(Data records for software interfaces)
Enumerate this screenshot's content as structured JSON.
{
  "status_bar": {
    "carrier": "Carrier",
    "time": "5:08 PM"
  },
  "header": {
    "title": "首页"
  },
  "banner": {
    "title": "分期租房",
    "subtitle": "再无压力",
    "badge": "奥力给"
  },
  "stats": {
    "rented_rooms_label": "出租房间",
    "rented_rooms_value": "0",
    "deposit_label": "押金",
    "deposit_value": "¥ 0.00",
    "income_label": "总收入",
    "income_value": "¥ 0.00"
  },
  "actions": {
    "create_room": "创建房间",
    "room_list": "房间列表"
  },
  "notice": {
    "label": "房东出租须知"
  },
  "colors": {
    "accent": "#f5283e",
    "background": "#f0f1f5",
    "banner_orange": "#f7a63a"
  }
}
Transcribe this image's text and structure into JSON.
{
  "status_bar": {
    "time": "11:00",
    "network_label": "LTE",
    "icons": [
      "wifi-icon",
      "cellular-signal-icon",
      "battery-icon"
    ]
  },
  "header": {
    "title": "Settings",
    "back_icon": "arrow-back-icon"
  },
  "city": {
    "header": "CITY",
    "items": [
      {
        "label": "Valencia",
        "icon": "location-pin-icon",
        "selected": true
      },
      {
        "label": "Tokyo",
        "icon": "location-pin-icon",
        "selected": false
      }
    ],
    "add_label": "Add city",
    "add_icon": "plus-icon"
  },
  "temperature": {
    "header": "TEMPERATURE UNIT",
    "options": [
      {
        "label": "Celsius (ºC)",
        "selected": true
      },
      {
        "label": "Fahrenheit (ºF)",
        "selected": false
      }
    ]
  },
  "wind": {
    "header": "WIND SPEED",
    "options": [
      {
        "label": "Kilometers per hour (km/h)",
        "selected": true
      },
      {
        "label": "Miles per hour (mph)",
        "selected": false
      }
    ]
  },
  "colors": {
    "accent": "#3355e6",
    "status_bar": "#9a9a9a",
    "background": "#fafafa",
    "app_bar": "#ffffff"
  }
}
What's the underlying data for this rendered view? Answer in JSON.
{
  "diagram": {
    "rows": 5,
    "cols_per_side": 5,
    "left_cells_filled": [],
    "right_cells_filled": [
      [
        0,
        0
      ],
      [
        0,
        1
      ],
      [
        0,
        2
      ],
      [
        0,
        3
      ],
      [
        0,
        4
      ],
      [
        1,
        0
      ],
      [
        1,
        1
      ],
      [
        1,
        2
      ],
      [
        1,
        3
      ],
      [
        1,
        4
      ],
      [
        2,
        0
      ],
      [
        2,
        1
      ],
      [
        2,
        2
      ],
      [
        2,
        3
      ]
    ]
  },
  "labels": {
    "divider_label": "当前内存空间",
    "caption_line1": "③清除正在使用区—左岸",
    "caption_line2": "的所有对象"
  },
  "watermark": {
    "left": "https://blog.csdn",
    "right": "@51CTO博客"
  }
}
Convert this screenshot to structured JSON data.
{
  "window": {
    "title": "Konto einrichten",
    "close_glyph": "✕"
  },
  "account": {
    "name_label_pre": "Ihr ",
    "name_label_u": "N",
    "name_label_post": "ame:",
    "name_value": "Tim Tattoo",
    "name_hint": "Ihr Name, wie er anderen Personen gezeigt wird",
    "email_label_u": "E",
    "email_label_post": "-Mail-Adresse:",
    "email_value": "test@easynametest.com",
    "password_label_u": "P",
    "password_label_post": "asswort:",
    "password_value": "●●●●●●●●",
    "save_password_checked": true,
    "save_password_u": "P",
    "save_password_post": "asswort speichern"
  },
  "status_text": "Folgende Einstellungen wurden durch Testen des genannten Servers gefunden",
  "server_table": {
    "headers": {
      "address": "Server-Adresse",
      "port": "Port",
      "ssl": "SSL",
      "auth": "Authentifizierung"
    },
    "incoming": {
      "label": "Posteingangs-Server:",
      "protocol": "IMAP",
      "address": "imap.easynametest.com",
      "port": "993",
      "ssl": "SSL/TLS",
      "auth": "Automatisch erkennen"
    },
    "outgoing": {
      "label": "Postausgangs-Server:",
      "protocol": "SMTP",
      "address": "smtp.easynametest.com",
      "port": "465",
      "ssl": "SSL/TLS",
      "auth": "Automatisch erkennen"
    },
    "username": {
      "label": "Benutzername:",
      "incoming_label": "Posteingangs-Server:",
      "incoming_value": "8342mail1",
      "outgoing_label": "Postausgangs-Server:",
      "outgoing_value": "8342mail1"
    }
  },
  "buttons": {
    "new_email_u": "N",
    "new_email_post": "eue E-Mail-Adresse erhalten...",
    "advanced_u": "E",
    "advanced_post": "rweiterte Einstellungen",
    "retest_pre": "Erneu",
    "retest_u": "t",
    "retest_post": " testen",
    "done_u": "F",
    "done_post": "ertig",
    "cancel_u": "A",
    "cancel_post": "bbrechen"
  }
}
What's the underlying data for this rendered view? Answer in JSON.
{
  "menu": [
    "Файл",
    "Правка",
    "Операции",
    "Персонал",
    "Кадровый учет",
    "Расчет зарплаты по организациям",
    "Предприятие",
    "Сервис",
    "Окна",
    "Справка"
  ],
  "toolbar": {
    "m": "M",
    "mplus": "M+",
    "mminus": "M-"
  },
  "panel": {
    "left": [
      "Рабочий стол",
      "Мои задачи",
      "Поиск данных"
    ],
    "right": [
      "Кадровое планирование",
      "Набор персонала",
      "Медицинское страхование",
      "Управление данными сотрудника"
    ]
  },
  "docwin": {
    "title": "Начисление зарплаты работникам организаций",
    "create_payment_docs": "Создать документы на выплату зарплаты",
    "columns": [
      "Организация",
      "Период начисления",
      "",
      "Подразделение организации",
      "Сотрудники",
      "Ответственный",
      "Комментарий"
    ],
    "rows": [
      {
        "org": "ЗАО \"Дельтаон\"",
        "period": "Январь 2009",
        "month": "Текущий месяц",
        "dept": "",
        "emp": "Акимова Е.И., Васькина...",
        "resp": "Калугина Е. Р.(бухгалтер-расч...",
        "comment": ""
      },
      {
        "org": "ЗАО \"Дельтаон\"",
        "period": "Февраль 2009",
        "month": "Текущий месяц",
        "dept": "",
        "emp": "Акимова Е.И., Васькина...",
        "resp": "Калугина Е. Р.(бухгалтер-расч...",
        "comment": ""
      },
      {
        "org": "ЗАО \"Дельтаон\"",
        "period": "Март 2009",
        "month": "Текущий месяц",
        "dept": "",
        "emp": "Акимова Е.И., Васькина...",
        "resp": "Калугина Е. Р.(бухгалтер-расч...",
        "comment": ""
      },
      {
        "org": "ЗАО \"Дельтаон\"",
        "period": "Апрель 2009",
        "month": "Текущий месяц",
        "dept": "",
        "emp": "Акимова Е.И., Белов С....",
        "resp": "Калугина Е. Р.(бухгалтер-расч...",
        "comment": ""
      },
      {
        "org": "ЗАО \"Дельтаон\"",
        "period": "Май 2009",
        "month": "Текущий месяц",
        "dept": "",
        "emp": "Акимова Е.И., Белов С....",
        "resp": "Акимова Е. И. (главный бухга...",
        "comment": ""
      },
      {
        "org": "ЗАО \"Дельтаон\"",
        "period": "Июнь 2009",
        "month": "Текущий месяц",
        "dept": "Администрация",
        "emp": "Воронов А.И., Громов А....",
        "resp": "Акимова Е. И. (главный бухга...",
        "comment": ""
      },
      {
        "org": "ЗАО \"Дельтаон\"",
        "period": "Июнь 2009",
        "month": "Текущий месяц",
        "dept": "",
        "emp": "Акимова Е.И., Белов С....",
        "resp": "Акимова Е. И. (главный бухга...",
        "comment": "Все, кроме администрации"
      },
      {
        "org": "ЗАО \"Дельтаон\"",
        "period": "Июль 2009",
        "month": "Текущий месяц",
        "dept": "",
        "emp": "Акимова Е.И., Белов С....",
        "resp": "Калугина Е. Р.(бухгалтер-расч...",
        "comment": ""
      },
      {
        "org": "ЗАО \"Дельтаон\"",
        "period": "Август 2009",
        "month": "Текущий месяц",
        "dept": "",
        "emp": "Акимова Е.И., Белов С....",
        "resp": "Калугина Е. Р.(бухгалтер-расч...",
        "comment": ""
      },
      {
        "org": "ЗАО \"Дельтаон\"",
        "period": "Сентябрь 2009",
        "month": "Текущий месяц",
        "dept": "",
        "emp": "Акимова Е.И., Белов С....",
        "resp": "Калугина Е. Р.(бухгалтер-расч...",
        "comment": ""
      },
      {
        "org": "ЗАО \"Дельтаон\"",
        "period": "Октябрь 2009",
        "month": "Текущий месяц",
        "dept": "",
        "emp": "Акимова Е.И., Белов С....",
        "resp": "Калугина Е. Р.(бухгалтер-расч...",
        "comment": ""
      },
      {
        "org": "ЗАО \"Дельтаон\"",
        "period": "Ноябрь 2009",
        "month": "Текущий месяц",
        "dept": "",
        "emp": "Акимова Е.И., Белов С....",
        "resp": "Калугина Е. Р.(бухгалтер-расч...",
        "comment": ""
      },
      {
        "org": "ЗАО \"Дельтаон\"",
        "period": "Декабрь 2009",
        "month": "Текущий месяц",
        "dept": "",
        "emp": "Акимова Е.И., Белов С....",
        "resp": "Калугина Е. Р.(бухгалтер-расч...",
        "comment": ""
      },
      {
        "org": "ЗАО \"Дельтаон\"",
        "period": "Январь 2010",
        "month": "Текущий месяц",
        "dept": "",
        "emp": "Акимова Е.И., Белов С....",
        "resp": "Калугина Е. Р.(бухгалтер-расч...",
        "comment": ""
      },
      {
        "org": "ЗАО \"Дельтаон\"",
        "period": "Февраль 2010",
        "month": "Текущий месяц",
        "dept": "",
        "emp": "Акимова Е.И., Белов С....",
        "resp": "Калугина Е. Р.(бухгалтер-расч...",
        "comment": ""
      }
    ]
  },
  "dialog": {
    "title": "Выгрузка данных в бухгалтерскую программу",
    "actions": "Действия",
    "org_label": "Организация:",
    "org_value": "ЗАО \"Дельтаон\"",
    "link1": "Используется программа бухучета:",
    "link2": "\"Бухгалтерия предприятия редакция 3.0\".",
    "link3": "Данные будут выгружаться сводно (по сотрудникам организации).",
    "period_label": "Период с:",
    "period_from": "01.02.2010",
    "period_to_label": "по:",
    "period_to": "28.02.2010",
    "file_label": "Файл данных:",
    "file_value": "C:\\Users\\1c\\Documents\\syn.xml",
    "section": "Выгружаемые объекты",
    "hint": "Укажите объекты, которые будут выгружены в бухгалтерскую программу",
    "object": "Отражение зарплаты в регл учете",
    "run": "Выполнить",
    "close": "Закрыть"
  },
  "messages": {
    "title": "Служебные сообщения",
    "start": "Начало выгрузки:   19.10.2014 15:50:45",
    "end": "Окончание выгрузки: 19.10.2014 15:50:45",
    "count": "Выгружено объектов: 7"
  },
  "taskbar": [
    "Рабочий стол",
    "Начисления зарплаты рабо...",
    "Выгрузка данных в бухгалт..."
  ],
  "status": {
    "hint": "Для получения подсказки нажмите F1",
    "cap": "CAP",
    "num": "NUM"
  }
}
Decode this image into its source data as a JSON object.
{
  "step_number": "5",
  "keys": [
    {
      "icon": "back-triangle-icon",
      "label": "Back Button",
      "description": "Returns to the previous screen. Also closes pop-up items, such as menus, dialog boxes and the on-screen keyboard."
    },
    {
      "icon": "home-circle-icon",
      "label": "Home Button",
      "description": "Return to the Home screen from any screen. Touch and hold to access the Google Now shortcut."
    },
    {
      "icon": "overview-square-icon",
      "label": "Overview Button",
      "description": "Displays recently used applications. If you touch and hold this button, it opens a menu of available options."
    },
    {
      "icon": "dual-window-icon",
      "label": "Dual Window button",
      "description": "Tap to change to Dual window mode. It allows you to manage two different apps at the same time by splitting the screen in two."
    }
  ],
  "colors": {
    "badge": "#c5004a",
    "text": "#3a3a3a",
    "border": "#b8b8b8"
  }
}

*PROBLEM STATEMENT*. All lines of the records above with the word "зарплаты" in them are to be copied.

*RESPONSE AREA*.
    "Расчет зарплаты по организациям",
    "title": "Начисление зарплаты работникам организаций",
    "create_payment_docs": "Создать документы на выплату зарплаты",
    "object": "Отражение зарплаты в регл учете",
    "Начисления зарплаты рабо...",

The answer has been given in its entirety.